Betting the Farm
Story By David Lepeska
Volume 2, Issue 40.
2013 NEXT CITY
Complete 15 page story costs $1.99.
But such heroism doesn’t come cheap. Growing Power spends about $3.2 million a year, according to tax filings from 2010, the most recent year for which reports are publicly available. That year, the organization took in $1.2 million in revenue and $2.4 million from grants and donor funding, which means that two-thirds of its annual budget came from philanthropy and public support.
In other words, the country’s most prominent urban farm can’t put the proverbial food on the table. It’s a situation that doesn’t bother the farmer-in-chief. “I’m not going to say we’re ever going to walk away from trying to get grants and funding,” Allen said in an interview later that morning in a Growing Power greenhouse. “Farmers get tax breaks, tax credits, subsidies.
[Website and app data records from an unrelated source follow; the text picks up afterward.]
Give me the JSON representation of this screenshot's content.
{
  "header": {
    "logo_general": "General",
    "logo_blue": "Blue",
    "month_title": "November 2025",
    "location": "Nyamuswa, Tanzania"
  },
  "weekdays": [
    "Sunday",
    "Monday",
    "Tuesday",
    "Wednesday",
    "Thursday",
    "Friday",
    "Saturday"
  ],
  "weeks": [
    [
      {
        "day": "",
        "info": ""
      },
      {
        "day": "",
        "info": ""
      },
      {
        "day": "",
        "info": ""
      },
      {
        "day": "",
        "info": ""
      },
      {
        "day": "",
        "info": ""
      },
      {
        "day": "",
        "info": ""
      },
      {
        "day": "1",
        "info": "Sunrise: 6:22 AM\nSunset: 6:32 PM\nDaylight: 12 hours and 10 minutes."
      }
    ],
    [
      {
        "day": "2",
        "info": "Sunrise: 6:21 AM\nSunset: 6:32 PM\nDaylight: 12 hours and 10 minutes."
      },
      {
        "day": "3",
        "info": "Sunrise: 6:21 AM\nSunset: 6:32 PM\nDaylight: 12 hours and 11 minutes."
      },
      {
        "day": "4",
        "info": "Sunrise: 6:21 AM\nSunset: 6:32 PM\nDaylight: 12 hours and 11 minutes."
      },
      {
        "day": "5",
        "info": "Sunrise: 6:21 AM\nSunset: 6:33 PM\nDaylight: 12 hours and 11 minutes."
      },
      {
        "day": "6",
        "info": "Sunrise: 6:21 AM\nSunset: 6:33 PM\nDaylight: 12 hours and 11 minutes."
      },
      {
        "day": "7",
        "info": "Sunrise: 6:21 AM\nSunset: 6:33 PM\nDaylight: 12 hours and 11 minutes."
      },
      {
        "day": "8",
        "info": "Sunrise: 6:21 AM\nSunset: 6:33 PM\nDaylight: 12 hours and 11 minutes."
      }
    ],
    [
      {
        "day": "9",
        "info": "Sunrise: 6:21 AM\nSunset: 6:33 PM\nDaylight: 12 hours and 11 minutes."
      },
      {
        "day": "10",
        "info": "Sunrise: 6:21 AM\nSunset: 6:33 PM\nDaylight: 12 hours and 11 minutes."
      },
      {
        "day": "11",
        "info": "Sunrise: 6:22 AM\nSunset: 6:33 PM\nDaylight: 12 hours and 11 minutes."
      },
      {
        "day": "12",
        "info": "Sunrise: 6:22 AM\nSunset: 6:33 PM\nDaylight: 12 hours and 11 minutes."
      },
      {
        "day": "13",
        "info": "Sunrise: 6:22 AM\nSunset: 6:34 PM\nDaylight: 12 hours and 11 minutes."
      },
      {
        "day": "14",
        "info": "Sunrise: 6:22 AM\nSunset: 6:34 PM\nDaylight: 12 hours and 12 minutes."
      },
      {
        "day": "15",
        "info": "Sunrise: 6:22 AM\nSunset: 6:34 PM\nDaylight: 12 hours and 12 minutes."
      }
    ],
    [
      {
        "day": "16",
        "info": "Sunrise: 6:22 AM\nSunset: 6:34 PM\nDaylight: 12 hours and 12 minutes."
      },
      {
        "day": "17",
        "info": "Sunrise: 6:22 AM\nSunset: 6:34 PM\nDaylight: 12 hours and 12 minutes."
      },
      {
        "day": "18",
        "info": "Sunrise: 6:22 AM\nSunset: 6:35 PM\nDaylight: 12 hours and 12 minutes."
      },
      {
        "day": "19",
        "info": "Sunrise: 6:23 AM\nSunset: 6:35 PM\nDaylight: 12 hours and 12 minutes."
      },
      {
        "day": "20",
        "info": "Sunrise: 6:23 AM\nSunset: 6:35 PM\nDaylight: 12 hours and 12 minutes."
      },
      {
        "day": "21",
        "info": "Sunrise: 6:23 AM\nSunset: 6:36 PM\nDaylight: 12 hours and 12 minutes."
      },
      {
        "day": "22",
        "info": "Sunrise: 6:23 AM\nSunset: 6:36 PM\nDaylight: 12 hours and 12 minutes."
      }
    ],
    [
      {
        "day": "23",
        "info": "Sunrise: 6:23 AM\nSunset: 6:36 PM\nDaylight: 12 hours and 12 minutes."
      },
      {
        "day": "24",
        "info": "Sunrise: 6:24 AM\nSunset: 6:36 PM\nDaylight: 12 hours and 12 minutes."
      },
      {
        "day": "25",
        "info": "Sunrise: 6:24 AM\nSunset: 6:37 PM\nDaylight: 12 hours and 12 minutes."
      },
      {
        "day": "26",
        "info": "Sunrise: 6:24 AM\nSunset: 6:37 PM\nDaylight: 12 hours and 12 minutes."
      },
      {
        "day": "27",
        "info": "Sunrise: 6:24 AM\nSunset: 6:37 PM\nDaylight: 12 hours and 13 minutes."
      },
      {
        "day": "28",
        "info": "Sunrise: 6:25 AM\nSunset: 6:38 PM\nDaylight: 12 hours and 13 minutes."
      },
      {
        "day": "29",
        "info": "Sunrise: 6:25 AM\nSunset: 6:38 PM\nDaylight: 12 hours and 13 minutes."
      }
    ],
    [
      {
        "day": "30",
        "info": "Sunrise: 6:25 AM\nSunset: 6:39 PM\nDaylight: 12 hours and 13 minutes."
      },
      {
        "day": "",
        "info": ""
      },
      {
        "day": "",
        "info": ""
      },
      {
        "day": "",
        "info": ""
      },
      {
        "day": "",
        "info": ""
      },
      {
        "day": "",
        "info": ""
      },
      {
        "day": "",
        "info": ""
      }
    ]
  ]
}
So when people say this isn’t totally self-sustaining, what does that mean? No business is totally self-sustaining.”
January 17, 2013 Comments Off on Is There an Urban Agriculture Bubble?
Planning for the Business of Growing Food in BC’s Towns and Cities
By HB Lanarc – Golder
Janine de la Salle, Joanna Clark
2013, 55 pages
Complete Report on-line.
The Urban Farming Guidebook is written to help planners, engineers, and administrators from small and large communities to gain a better understanding of the potential, pitfalls, and best practices for growing, potentially raising, and selling food within town boundaries. Strategies and approaches outlined in the Guidebook provide local governments with tools to proactively plan for urban farming. This resource has been developed in collaboration and consultation with urban farmers, municipal staff, academics, and advocates.
January 17, 2013 Comments Off on Urban Farming Guidebook